This article contains major spoilers for Us, in theaters now.
Director Jordan Peele has quickly moved past the comedic genius of Comedy Central's Key & Peele, establishing himself firmly as one of the horror genre's most refreshing and unique voices. 2017's Get Out got the train out the station, and now Us has Peele moving full steam ahead.
While many call Peele an upcoming filmmaker (and he is relatively new to helming his own movies), his distinct voice, powerful vision and the way he holds art up as a mirror to society's ills shape him as something more than an upstart. In his two horror movies so far, as bold a statement as it is, Peele is well on his way to becoming this generation's Alfred Hitchcock.
The heft of Peele's films is undeniable. The cast, stories being told, sociopolitical statements made, style of horror, haunting ambiance, dark twists and chilling scores are all similar to Hitchcock, whom he's never denied as a major influence on his career. Get Out was a deep dive into the human psyche, with levity cleverly crafted in at key intervals to create a light yet emotionally heavy and super tense atmosphere, as is the case with so many Hitchcock films.
The sense of mystery in Get Out felt similar to Hitchcock's 1943 mystery thriller Shadow of a Doubt, not to mention the way Peele patterned the confined space known as "the Sunken Place," where someone could lose their identity, boasted eerie tinges of the psychosomatic distress found in 1958's Vertigo.

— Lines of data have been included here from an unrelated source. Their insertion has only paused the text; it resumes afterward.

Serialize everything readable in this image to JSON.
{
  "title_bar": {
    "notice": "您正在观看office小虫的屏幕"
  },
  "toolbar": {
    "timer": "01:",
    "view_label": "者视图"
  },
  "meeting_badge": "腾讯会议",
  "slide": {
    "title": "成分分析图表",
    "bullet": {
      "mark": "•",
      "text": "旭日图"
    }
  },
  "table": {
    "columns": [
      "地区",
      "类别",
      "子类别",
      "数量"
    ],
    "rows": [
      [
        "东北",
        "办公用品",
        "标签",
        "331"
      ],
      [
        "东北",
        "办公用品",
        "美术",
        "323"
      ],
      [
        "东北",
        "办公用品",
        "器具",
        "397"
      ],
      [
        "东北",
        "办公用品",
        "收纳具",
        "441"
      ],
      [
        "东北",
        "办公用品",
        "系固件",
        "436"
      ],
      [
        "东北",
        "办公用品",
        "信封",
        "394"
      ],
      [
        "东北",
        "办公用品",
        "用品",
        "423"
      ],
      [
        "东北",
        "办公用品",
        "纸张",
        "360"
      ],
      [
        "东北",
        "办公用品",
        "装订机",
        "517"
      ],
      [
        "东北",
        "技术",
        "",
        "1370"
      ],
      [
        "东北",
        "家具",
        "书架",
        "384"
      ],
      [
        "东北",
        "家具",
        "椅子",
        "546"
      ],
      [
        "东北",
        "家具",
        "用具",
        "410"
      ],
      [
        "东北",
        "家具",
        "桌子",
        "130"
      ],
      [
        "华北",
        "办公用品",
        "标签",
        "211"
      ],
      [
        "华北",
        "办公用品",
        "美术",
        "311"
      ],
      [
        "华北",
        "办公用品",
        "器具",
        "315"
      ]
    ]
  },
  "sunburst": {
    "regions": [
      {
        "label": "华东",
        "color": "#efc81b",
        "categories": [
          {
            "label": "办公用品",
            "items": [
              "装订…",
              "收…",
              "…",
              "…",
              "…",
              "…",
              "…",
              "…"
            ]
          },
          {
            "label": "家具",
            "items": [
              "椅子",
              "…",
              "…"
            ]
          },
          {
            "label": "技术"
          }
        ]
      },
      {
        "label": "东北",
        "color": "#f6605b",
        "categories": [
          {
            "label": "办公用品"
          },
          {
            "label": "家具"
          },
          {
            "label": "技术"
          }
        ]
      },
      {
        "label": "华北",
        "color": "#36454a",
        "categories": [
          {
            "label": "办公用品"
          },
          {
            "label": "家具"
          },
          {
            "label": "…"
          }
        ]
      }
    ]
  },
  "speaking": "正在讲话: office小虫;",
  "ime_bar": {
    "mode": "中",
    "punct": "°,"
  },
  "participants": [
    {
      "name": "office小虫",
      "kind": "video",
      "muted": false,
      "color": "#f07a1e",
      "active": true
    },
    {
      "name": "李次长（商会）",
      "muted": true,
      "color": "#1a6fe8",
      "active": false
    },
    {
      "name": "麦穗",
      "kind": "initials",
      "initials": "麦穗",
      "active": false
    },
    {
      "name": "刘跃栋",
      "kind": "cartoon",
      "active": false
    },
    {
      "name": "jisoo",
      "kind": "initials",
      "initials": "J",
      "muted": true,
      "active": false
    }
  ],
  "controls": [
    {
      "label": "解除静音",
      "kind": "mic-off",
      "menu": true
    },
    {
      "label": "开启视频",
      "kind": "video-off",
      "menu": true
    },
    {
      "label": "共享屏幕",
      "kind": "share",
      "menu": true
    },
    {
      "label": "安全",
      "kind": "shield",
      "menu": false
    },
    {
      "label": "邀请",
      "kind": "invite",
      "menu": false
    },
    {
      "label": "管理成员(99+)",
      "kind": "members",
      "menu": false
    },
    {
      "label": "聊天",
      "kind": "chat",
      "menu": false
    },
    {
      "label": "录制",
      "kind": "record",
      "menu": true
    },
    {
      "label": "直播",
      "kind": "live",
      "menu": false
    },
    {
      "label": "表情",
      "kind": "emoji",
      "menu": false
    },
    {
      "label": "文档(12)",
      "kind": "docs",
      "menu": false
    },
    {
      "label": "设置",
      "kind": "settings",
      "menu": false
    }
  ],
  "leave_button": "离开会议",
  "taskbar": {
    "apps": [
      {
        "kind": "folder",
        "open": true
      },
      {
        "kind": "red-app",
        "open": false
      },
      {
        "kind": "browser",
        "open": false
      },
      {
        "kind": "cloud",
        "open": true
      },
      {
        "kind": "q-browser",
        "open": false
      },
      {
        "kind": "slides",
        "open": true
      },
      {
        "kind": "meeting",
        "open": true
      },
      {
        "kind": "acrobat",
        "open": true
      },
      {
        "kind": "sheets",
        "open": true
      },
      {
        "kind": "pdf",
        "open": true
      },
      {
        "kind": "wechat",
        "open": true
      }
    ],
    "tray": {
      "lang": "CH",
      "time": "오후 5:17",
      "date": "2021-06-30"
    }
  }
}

Peele's sophomore effort, Us, also blends in several sub-genres -- horror, psychological thriller, suspense and mystery -- to produce something that can rival the best of Hitchcock's blood-curdling flicks, namely The Birds and Psycho (especially seen in the mother-son twist at the end of Us). In short, it's about emotional torture as much as it is physical, and this is where Peele really succeeds in deserving this title. Just look at the way Peele focuses on the gaze of actors, such as the scared Daniel Kaluuya and the desperate Lupita Nyong'o, in his movies and you can see he's perfecting the "Hitchcockian" style to remarkable effect.